WTIP file photo

Rules change for wolf management in Cook County and BWCA region once again

Minnesota wolves, including those roaming Cook County and in the Boundary Waters Canoe Area Wilderness region, lost some of their protection from humans this week.

The U.S. Fish and Wildlife Service delisted wolves from Endangered Species Act protections Jan. 4.

Minnesota has the largest wolf population in the lower 48 states and is home to an estimated 2,700 wolves across nearly 40,000 square miles of northern and central Minnesota. Through the efforts of federal, state and tribal partners, the wolf population is well established in all parts of its suitable range, according to information sent to WTIP from the Minnesota Department of Natural Resources.

“Our wolf population is a reflection of all the management efforts of federal, state and tribal partners, and includes a strong monitoring program here in Minnesota that enables us to make sound decisions,” said Dave Olfelt, the DNR’s fish and wildlife division director.

Olfelt said changes in the wolf’s legal status have occurred multiple times since 2007, but the future of Minnesota’s wolf population is secure and the DNR commitment to active and effective wolf management will continue.

“Because of the success of wolf conservation in Minnesota and the fact that wolves and humans share the same landscape, there is also the potential for conflict,” Olfelt said. “Management balances a robust wolf population with effective tools for addressing conflicts with livestock and pets.”

Starting this week, Minnesota will recognize two management zones. Zone A, the northeastern part of the state, has more protections for wolves, while Zone B, which represents the southern two-thirds of the state, has more flexibility for people to manage wolves to protect livestock and pets, according to the DNR.

In the core range, which includes Cook, Lake and St. Louis counties, state law allows owners of livestock, guard animals, or domestic animals to shoot or destroy wolves that pose an immediate threat to their animals, on property they own or lease, in accordance with local statutes. “Immediate threat” means the owner observed a wolf in the act of stalking, attacking, or killing livestock, a guard animal, or a domestic pet under the supervision of the owner.

In all cases, a person shooting or destroying a wolf under these provisions must protect all evidence, and report the taking to a DNR conservation officer within 48 hours.
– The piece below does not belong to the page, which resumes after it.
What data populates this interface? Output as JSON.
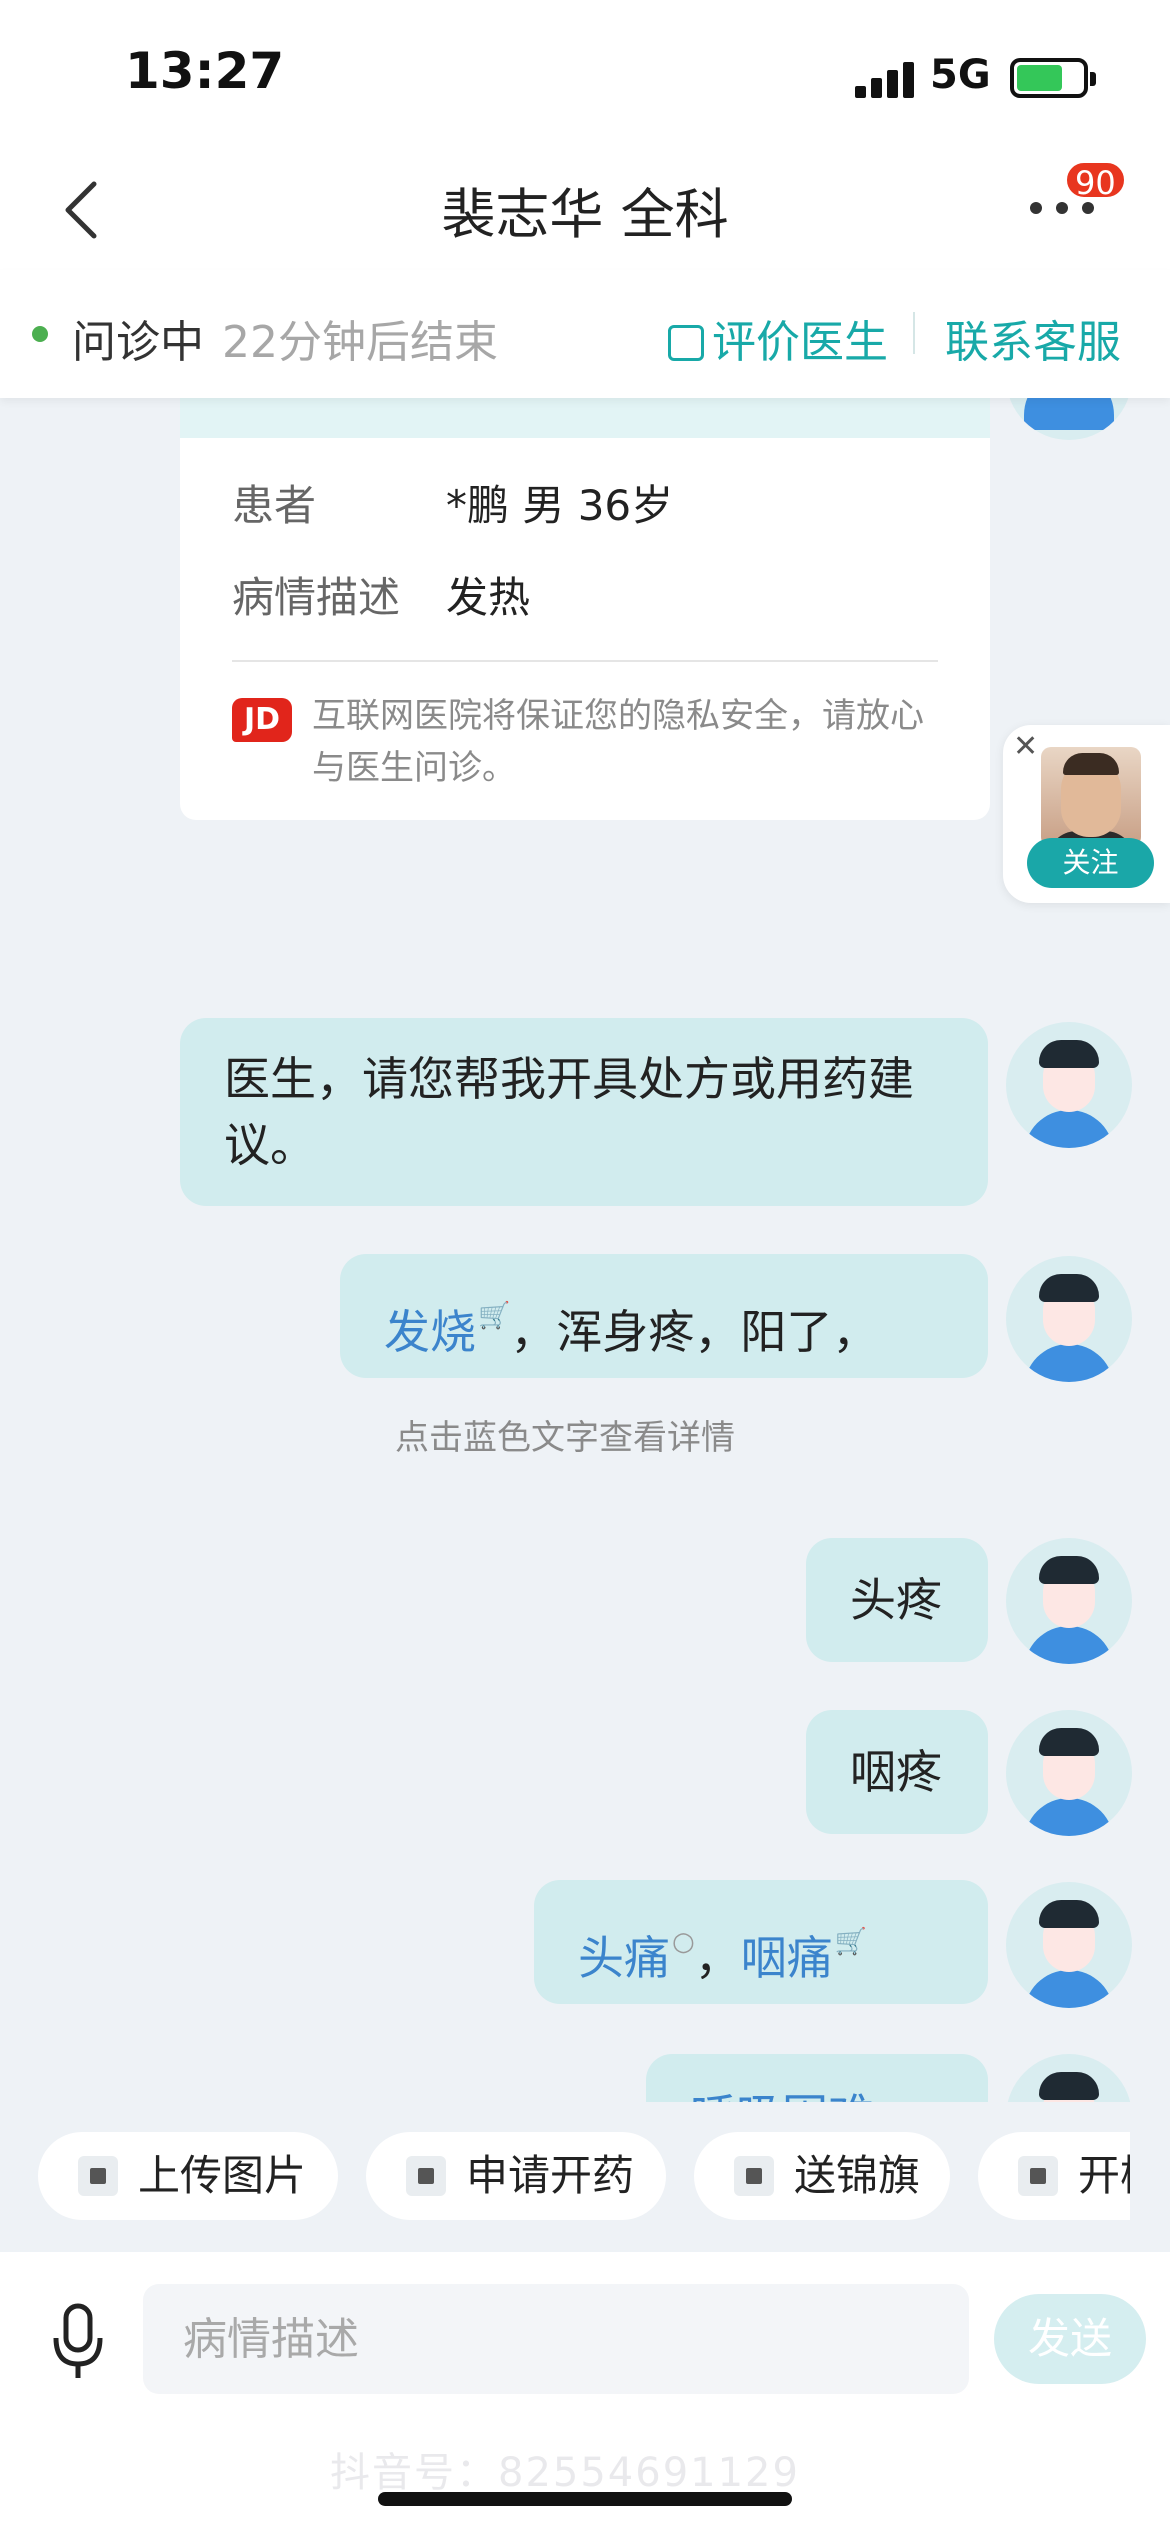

The wolf carcass must be surrendered to the conservation officer.

Though it remains a strong possibility, Minnesota has not enacted or given specifics regarding a wolf hunting or trapping season for 2021 and beyond.

Trump administration officials in October 2020 stripped Endangered Species Act protections for gray wolves in most of the U.S., ending longstanding federal safeguards and putting states and tribes in charge of overseeing the predators.

Minnesota Gov. Tim Waltz, who opposes recreational wolf hunting, called the decision disappointing at the time.

Gray wolves have recovered from near extinction in parts of the country but remain absent from much of their historical range.

The Associated Press contributed to this report.